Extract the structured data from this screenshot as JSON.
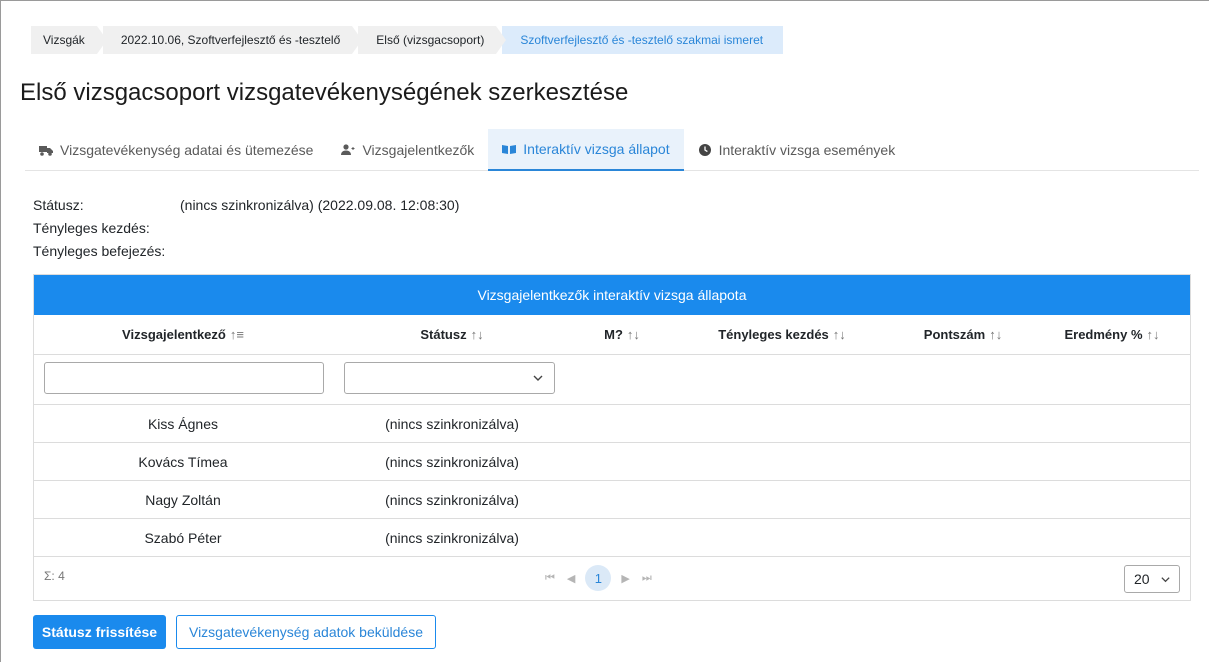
{
  "breadcrumb": [
    {
      "label": "Vizsgák"
    },
    {
      "label": "2022.10.06, Szoftverfejlesztő és -tesztelő"
    },
    {
      "label": "Első (vizsgacsoport)"
    },
    {
      "label": "Szoftverfejlesztő és -tesztelő szakmai ismeret"
    }
  ],
  "page_title": "Első vizsgacsoport vizsgatevékenységének szerkesztése",
  "tabs": [
    {
      "label": "Vizsgatevékenység adatai és ütemezése",
      "icon": "truck-icon"
    },
    {
      "label": "Vizsgajelentkezők",
      "icon": "user-plus-icon"
    },
    {
      "label": "Interaktív vizsga állapot",
      "icon": "book-open-icon",
      "active": true
    },
    {
      "label": "Interaktív vizsga események",
      "icon": "clock-icon"
    }
  ],
  "status": {
    "status_label": "Státusz:",
    "status_value": "(nincs szinkronizálva) (2022.09.08. 12:08:30)",
    "start_label": "Tényleges kezdés:",
    "start_value": "",
    "end_label": "Tényleges befejezés:",
    "end_value": ""
  },
  "grid": {
    "caption": "Vizsgajelentkezők interaktív vizsga állapota",
    "columns": [
      "Vizsgajelentkező",
      "Státusz",
      "M?",
      "Tényleges kezdés",
      "Pontszám",
      "Eredmény %"
    ],
    "sort_icons": [
      "↑≡",
      "↑↓",
      "↑↓",
      "↑↓",
      "↑↓",
      "↑↓"
    ],
    "filter_input_value": "",
    "filter_select_value": "",
    "rows": [
      {
        "name": "Kiss Ágnes",
        "status": "(nincs szinkronizálva)"
      },
      {
        "name": "Kovács Tímea",
        "status": "(nincs szinkronizálva)"
      },
      {
        "name": "Nagy Zoltán",
        "status": "(nincs szinkronizálva)"
      },
      {
        "name": "Szabó Péter",
        "status": "(nincs szinkronizálva)"
      }
    ],
    "total": "Σ: 4",
    "pager": {
      "first": "⏮",
      "prev": "◀",
      "current": "1",
      "next": "▶",
      "last": "⏭"
    },
    "page_size": "20"
  },
  "buttons": {
    "refresh": "Státusz frissítése",
    "submit": "Vizsgatevékenység adatok beküldése"
  },
  "colors": {
    "accent": "#1a8aed",
    "active_tab_bg": "#e9f2fb"
  }
}
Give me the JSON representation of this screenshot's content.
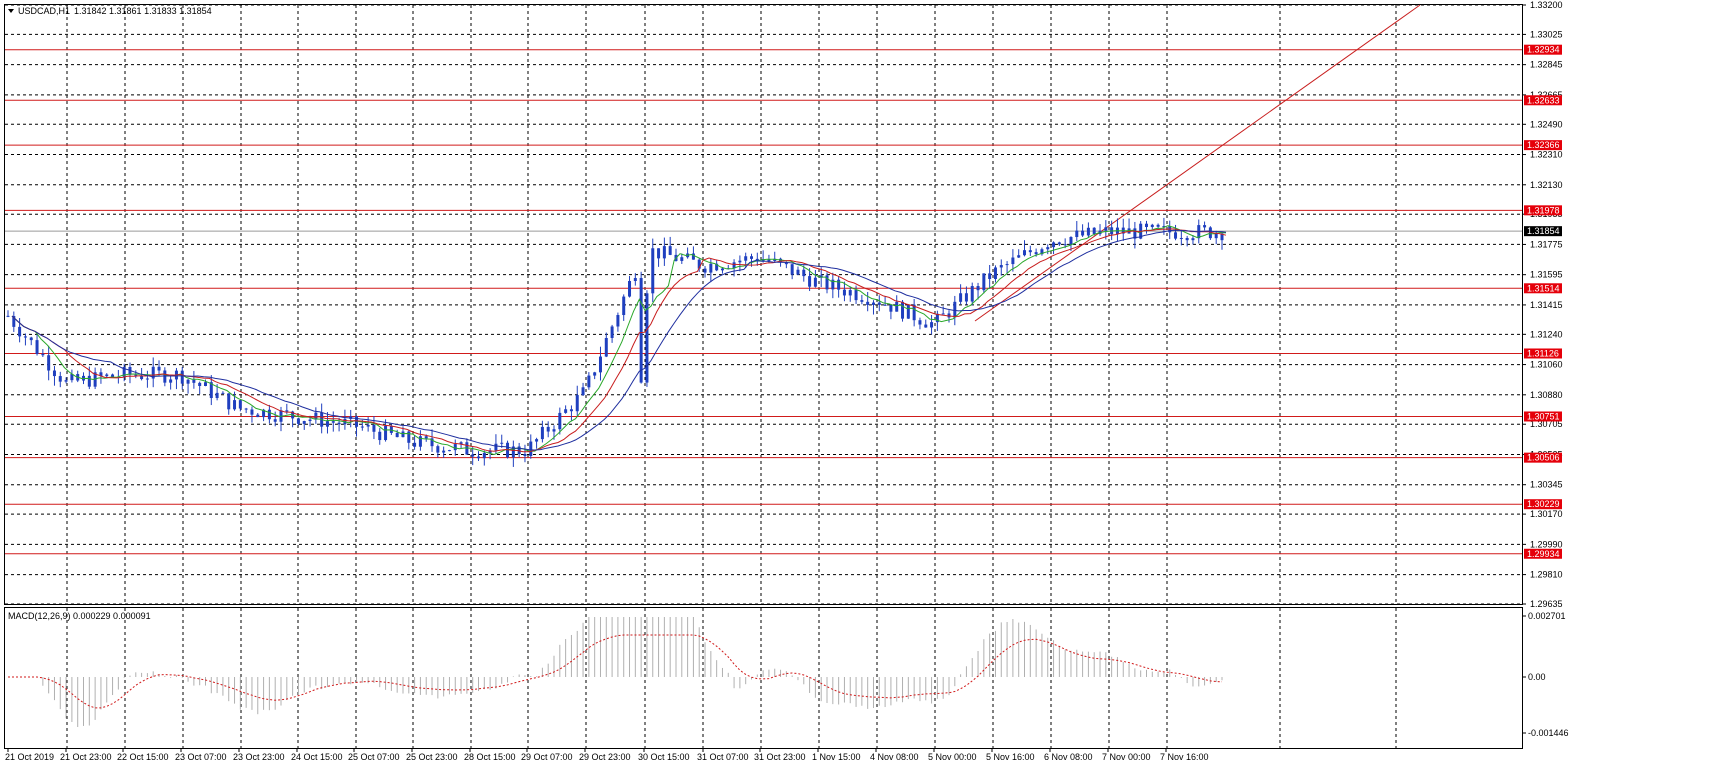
{
  "header": {
    "menu_icon": "triangle-down-icon",
    "symbol": "USDCAD,H1",
    "ohlc": "1.31842 1.31861 1.31833 1.31854"
  },
  "price_axis": {
    "ticks": [
      "1.33200",
      "1.33025",
      "1.32845",
      "1.32665",
      "1.32490",
      "1.32310",
      "1.32130",
      "1.31955",
      "1.31775",
      "1.31595",
      "1.31415",
      "1.31240",
      "1.31060",
      "1.30880",
      "1.30705",
      "1.30525",
      "1.30345",
      "1.30170",
      "1.29990",
      "1.29810",
      "1.29635"
    ],
    "current_price": "1.31854"
  },
  "levels": [
    "1.32934",
    "1.32633",
    "1.32366",
    "1.31978",
    "1.31514",
    "1.31126",
    "1.30751",
    "1.30506",
    "1.30229",
    "1.29934"
  ],
  "macd": {
    "label": "MACD(12,26,9) 0.000229 0.000091",
    "ticks": [
      "0.002701",
      "0.00",
      "-0.001446"
    ]
  },
  "time_axis": {
    "labels": [
      "21 Oct 2019",
      "21 Oct 23:00",
      "22 Oct 15:00",
      "23 Oct 07:00",
      "23 Oct 23:00",
      "24 Oct 15:00",
      "25 Oct 07:00",
      "25 Oct 23:00",
      "28 Oct 15:00",
      "29 Oct 07:00",
      "29 Oct 23:00",
      "30 Oct 15:00",
      "31 Oct 07:00",
      "31 Oct 23:00",
      "1 Nov 15:00",
      "4 Nov 08:00",
      "5 Nov 00:00",
      "5 Nov 16:00",
      "6 Nov 08:00",
      "7 Nov 00:00",
      "7 Nov 16:00"
    ]
  },
  "colors": {
    "candles": "#1f3fbf",
    "ma_fast": "#2aa82a",
    "ma_mid": "#c81e1e",
    "ma_slow": "#1f2f9f",
    "levels": "#d11a1a",
    "grid": "#000000",
    "macd_hist": "#b0b0b0",
    "macd_signal": "#d11a1a",
    "label_bg": "#e5000a"
  },
  "chart_data": {
    "type": "line",
    "title": "USDCAD,H1",
    "series": [
      {
        "name": "",
        "x": [
          "21 Oct 2019",
          "21 Oct 23:00",
          "22 Oct 15:00",
          "23 Oct 07:00",
          "23 Oct 23:00",
          "24 Oct 15:00",
          "25 Oct 07:00",
          "25 Oct 23:00",
          "28 Oct 15:00",
          "29 Oct 07:00",
          "29 Oct 23:00",
          "30 Oct 15:00",
          "31 Oct 07:00",
          "31 Oct 23:00",
          "1 Nov 15:00",
          "4 Nov 08:00",
          "5 Nov 00:00",
          "5 Nov 16:00",
          "6 Nov 08:00",
          "7 Nov 00:00",
          "7 Nov 16:00"
        ],
        "values": [
          1.3135,
          1.3095,
          1.31,
          1.31,
          1.308,
          1.3075,
          1.307,
          1.306,
          1.3055,
          1.3055,
          1.309,
          1.3175,
          1.3165,
          1.317,
          1.3155,
          1.3145,
          1.313,
          1.316,
          1.318,
          1.3185,
          1.3185
        ]
      }
    ],
    "ylim": [
      1.29635,
      1.332
    ],
    "grid": true
  }
}
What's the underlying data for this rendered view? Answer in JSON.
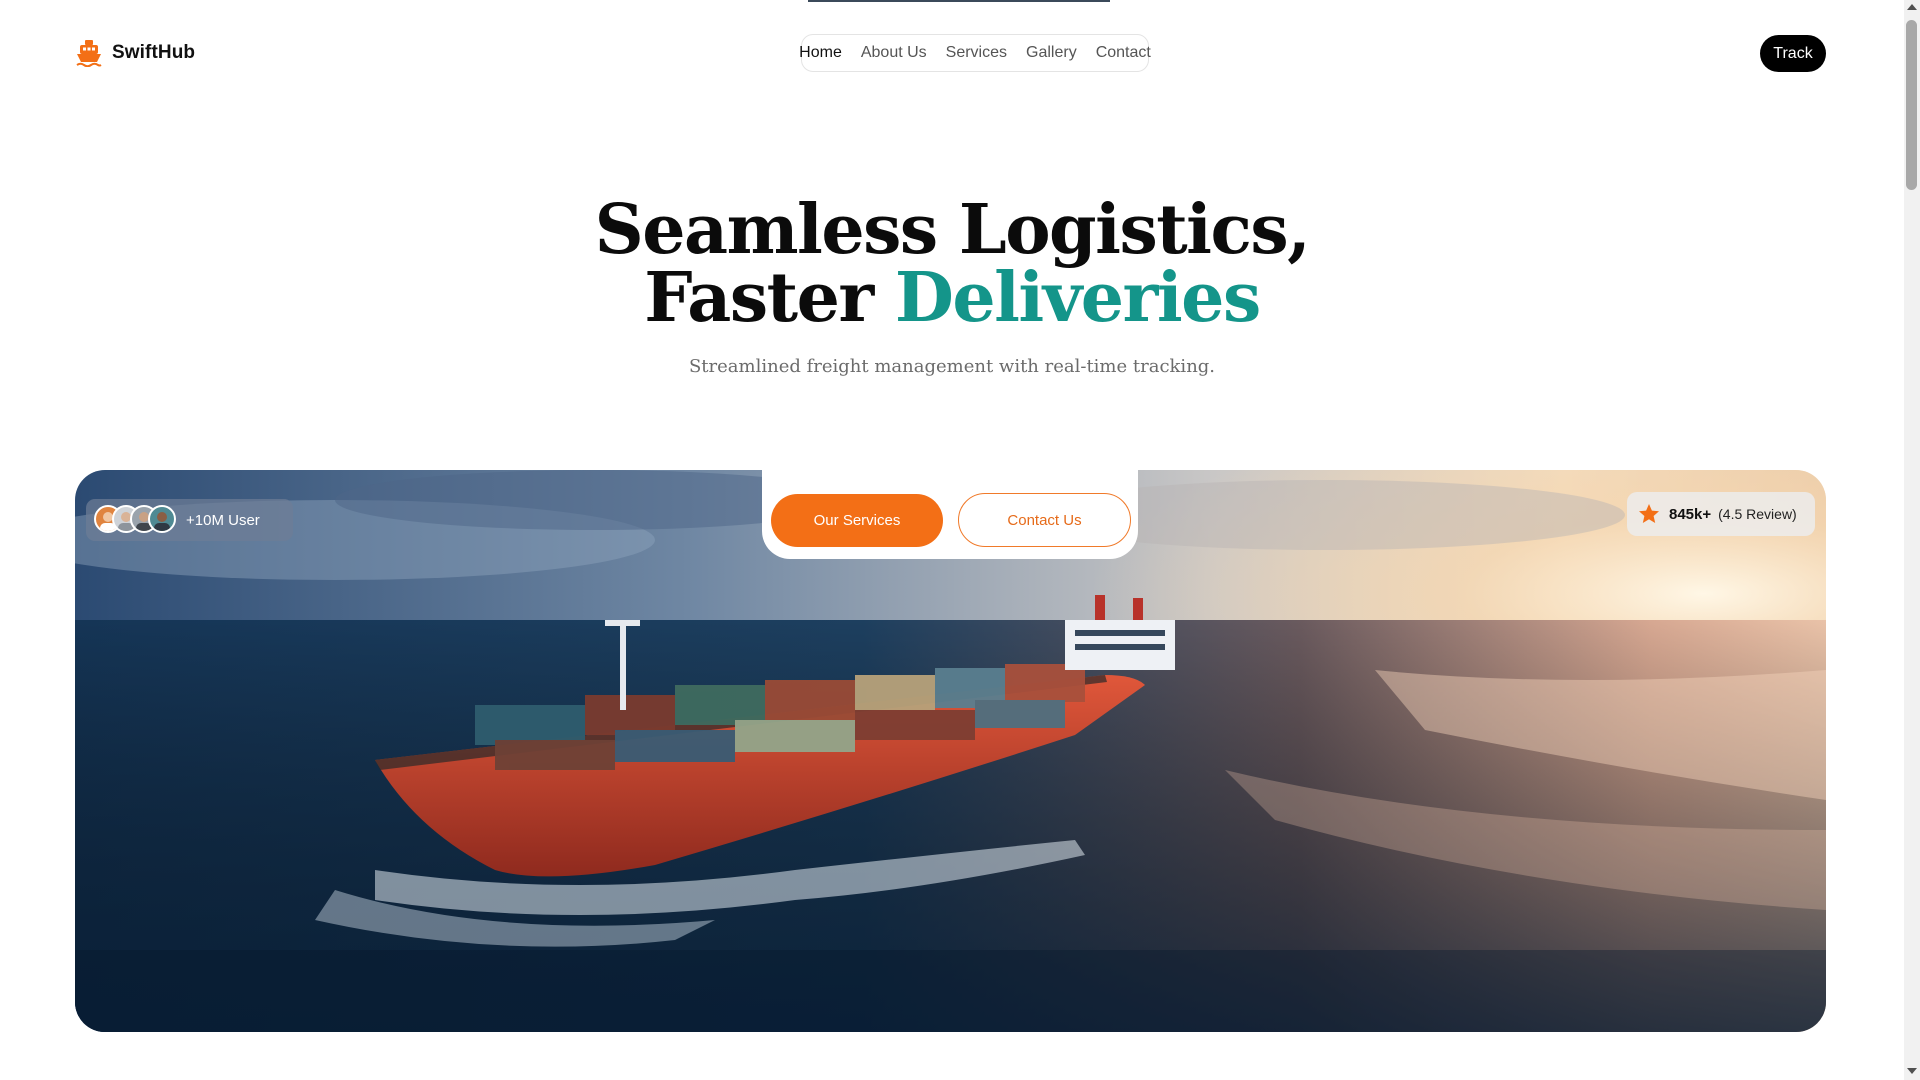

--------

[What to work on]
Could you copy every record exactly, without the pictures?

[Answer to this task]
Extract the structured data from this screenshot as JSON.
{
  "breadcrumb": [
    {
      "label": "Vizsgák"
    },
    {
      "label": "2022.10.06, Szoftverfejlesztő és -tesztelő"
    },
    {
      "label": "Első (vizsgacsoport)"
    },
    {
      "label": "Szoftverfejlesztő és -tesztelő szakmai ismeret"
    }
  ],
  "page_title": "Első vizsgacsoport vizsgatevékenységének szerkesztése",
  "tabs": [
    {
      "label": "Vizsgatevékenység adatai és ütemezése",
      "icon": "truck-icon"
    },
    {
      "label": "Vizsgajelentkezők",
      "icon": "user-plus-icon"
    },
    {
      "label": "Interaktív vizsga állapot",
      "icon": "book-open-icon",
      "active": true
    },
    {
      "label": "Interaktív vizsga események",
      "icon": "clock-icon"
    }
  ],
  "status": {
    "status_label": "Státusz:",
    "status_value": "(nincs szinkronizálva) (2022.09.08. 12:08:30)",
    "start_label": "Tényleges kezdés:",
    "start_value": "",
    "end_label": "Tényleges befejezés:",
    "end_value": ""
  },
  "grid": {
    "caption": "Vizsgajelentkezők interaktív vizsga állapota",
    "columns": [
      "Vizsgajelentkező",
      "Státusz",
      "M?",
      "Tényleges kezdés",
      "Pontszám",
      "Eredmény %"
    ],
    "sort_icons": [
      "↑≡",
      "↑↓",
      "↑↓",
      "↑↓",
      "↑↓",
      "↑↓"
    ],
    "filter_input_value": "",
    "filter_select_value": "",
    "rows": [
      {
        "name": "Kiss Ágnes",
        "status": "(nincs szinkronizálva)"
      },
      {
        "name": "Kovács Tímea",
        "status": "(nincs szinkronizálva)"
      },
      {
        "name": "Nagy Zoltán",
        "status": "(nincs szinkronizálva)"
      },
      {
        "name": "Szabó Péter",
        "status": "(nincs szinkronizálva)"
      }
    ],
    "total": "Σ: 4",
    "pager": {
      "first": "⏮",
      "prev": "◀",
      "current": "1",
      "next": "▶",
      "last": "⏭"
    },
    "page_size": "20"
  },
  "buttons": {
    "refresh": "Státusz frissítése",
    "submit": "Vizsgatevékenység adatok beküldése"
  },
  "colors": {
    "accent": "#1a8aed",
    "active_tab_bg": "#e9f2fb"
  }
}
Give me the JSON representation of this screenshot's content.
{
  "header": {
    "menu_icon": "triangle-down-icon",
    "symbol": "USDCAD,H1",
    "ohlc": "1.31842 1.31861 1.31833 1.31854"
  },
  "price_axis": {
    "ticks": [
      "1.33200",
      "1.33025",
      "1.32845",
      "1.32665",
      "1.32490",
      "1.32310",
      "1.32130",
      "1.31955",
      "1.31775",
      "1.31595",
      "1.31415",
      "1.31240",
      "1.31060",
      "1.30880",
      "1.30705",
      "1.30525",
      "1.30345",
      "1.30170",
      "1.29990",
      "1.29810",
      "1.29635"
    ],
    "current_price": "1.31854"
  },
  "levels": [
    "1.32934",
    "1.32633",
    "1.32366",
    "1.31978",
    "1.31514",
    "1.31126",
    "1.30751",
    "1.30506",
    "1.30229",
    "1.29934"
  ],
  "macd": {
    "label": "MACD(12,26,9) 0.000229 0.000091",
    "ticks": [
      "0.002701",
      "0.00",
      "-0.001446"
    ]
  },
  "time_axis": {
    "labels": [
      "21 Oct 2019",
      "21 Oct 23:00",
      "22 Oct 15:00",
      "23 Oct 07:00",
      "23 Oct 23:00",
      "24 Oct 15:00",
      "25 Oct 07:00",
      "25 Oct 23:00",
      "28 Oct 15:00",
      "29 Oct 07:00",
      "29 Oct 23:00",
      "30 Oct 15:00",
      "31 Oct 07:00",
      "31 Oct 23:00",
      "1 Nov 15:00",
      "4 Nov 08:00",
      "5 Nov 00:00",
      "5 Nov 16:00",
      "6 Nov 08:00",
      "7 Nov 00:00",
      "7 Nov 16:00"
    ]
  },
  "colors": {
    "candles": "#1f3fbf",
    "ma_fast": "#2aa82a",
    "ma_mid": "#c81e1e",
    "ma_slow": "#1f2f9f",
    "levels": "#d11a1a",
    "grid": "#000000",
    "macd_hist": "#b0b0b0",
    "macd_signal": "#d11a1a",
    "label_bg": "#e5000a"
  },
  "chart_data": {
    "type": "line",
    "title": "USDCAD,H1",
    "series": [
      {
        "name": "",
        "x": [
          "21 Oct 2019",
          "21 Oct 23:00",
          "22 Oct 15:00",
          "23 Oct 07:00",
          "23 Oct 23:00",
          "24 Oct 15:00",
          "25 Oct 07:00",
          "25 Oct 23:00",
          "28 Oct 15:00",
          "29 Oct 07:00",
          "29 Oct 23:00",
          "30 Oct 15:00",
          "31 Oct 07:00",
          "31 Oct 23:00",
          "1 Nov 15:00",
          "4 Nov 08:00",
          "5 Nov 00:00",
          "5 Nov 16:00",
          "6 Nov 08:00",
          "7 Nov 00:00",
          "7 Nov 16:00"
        ],
        "values": [
          1.3135,
          1.3095,
          1.31,
          1.31,
          1.308,
          1.3075,
          1.307,
          1.306,
          1.3055,
          1.3055,
          1.309,
          1.3175,
          1.3165,
          1.317,
          1.3155,
          1.3145,
          1.313,
          1.316,
          1.318,
          1.3185,
          1.3185
        ]
      }
    ],
    "ylim": [
      1.29635,
      1.332
    ],
    "grid": true
  }
}
What's the underlying data for this rendered view? Answer in JSON.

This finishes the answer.